*Problem:* Look for "всего" in each line of the entries, and return the matching lines.

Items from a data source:
_ _ _ _ _
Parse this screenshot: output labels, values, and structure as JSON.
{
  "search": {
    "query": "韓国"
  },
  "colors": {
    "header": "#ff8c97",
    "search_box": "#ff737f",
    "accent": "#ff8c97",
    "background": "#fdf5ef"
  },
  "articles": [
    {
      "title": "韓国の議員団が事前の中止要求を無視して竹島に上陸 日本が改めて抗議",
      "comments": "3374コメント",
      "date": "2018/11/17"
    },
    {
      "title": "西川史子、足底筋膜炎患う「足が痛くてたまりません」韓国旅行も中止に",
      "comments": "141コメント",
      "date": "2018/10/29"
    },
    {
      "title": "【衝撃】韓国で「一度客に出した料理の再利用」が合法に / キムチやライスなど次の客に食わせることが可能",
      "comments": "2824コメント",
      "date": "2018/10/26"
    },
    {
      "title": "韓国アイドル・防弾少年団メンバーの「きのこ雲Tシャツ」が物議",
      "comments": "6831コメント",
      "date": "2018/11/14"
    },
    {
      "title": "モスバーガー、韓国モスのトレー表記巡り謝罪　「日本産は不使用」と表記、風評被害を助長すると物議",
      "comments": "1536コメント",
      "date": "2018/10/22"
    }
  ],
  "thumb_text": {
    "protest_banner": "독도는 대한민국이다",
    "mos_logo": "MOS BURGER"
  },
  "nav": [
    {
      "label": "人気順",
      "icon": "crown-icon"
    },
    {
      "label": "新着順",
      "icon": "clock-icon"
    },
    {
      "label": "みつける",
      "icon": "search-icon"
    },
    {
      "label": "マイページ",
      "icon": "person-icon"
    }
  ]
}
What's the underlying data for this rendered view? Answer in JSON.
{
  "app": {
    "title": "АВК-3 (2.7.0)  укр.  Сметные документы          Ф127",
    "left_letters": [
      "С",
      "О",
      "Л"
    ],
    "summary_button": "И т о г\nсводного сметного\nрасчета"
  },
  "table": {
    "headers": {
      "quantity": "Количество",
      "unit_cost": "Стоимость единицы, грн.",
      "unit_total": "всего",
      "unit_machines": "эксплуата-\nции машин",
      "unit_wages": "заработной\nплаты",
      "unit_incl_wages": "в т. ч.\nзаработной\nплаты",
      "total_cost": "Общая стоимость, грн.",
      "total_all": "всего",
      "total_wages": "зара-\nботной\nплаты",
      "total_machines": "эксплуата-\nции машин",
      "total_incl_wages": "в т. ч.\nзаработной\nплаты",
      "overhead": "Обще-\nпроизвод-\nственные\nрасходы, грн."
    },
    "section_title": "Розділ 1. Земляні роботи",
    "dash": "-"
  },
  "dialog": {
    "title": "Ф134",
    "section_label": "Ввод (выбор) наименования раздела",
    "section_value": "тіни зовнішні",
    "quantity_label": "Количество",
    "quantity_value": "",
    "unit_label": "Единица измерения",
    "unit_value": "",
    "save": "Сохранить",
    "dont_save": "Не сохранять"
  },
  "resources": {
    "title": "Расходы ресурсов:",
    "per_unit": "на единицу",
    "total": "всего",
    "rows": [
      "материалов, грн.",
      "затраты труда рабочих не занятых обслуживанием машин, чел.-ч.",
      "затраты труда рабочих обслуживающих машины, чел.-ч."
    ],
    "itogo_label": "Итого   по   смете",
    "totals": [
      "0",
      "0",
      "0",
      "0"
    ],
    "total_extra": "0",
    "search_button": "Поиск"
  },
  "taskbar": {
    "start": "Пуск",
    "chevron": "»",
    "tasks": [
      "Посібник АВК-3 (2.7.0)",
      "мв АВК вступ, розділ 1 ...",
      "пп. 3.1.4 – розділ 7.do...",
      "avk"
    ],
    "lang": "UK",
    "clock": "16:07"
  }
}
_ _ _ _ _
*Reply to the exercise:*
      "unit_total": "всего",
      "total_all": "всего",
    "total": "всего",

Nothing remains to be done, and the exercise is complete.